[Dataset rows describing interfaces]
————————

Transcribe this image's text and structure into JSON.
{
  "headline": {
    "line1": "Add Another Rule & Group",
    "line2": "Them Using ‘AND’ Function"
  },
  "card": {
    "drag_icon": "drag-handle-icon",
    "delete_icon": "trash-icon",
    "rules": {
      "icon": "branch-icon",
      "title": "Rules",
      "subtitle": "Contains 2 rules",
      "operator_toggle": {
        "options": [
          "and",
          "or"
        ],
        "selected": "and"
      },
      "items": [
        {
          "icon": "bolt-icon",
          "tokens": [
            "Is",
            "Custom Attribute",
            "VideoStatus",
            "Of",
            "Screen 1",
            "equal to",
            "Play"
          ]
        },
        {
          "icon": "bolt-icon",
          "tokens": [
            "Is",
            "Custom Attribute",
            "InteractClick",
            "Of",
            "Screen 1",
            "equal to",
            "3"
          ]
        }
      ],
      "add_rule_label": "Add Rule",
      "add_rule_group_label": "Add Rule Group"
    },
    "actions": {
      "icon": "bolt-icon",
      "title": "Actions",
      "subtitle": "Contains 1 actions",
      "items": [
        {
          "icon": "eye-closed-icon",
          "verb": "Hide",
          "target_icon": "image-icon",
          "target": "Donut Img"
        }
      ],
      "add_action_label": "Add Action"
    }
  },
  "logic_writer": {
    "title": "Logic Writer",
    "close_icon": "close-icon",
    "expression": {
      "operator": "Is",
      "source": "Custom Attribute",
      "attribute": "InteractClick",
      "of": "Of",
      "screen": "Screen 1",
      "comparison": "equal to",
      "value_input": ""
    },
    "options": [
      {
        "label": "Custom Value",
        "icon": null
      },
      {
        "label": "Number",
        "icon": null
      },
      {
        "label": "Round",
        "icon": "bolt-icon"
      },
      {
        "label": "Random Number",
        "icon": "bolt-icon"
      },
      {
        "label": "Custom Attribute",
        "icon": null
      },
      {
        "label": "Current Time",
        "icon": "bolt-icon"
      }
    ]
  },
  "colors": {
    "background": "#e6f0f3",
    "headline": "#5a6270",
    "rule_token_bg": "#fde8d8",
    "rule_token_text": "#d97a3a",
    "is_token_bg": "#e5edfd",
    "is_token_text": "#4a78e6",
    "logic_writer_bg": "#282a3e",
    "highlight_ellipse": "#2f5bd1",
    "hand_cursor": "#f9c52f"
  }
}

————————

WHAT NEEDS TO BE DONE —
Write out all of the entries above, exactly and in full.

RESPONSE —
Transcribe this image's text and structure into JSON.
{
  "headline": {
    "line1": "Add Another Rule & Group",
    "line2": "Them Using ‘AND’ Function"
  },
  "card": {
    "drag_icon": "drag-handle-icon",
    "delete_icon": "trash-icon",
    "rules": {
      "icon": "branch-icon",
      "title": "Rules",
      "subtitle": "Contains 2 rules",
      "operator_toggle": {
        "options": [
          "and",
          "or"
        ],
        "selected": "and"
      },
      "items": [
        {
          "icon": "bolt-icon",
          "tokens": [
            "Is",
            "Custom Attribute",
            "VideoStatus",
            "Of",
            "Screen 1",
            "equal to",
            "Play"
          ]
        },
        {
          "icon": "bolt-icon",
          "tokens": [
            "Is",
            "Custom Attribute",
            "InteractClick",
            "Of",
            "Screen 1",
            "equal to",
            "3"
          ]
        }
      ],
      "add_rule_label": "Add Rule",
      "add_rule_group_label": "Add Rule Group"
    },
    "actions": {
      "icon": "bolt-icon",
      "title": "Actions",
      "subtitle": "Contains 1 actions",
      "items": [
        {
          "icon": "eye-closed-icon",
          "verb": "Hide",
          "target_icon": "image-icon",
          "target": "Donut Img"
        }
      ],
      "add_action_label": "Add Action"
    }
  },
  "logic_writer": {
    "title": "Logic Writer",
    "close_icon": "close-icon",
    "expression": {
      "operator": "Is",
      "source": "Custom Attribute",
      "attribute": "InteractClick",
      "of": "Of",
      "screen": "Screen 1",
      "comparison": "equal to",
      "value_input": ""
    },
    "options": [
      {
        "label": "Custom Value",
        "icon": null
      },
      {
        "label": "Number",
        "icon": null
      },
      {
        "label": "Round",
        "icon": "bolt-icon"
      },
      {
        "label": "Random Number",
        "icon": "bolt-icon"
      },
      {
        "label": "Custom Attribute",
        "icon": null
      },
      {
        "label": "Current Time",
        "icon": "bolt-icon"
      }
    ]
  },
  "colors": {
    "background": "#e6f0f3",
    "headline": "#5a6270",
    "rule_token_bg": "#fde8d8",
    "rule_token_text": "#d97a3a",
    "is_token_bg": "#e5edfd",
    "is_token_text": "#4a78e6",
    "logic_writer_bg": "#282a3e",
    "highlight_ellipse": "#2f5bd1",
    "hand_cursor": "#f9c52f"
  }
}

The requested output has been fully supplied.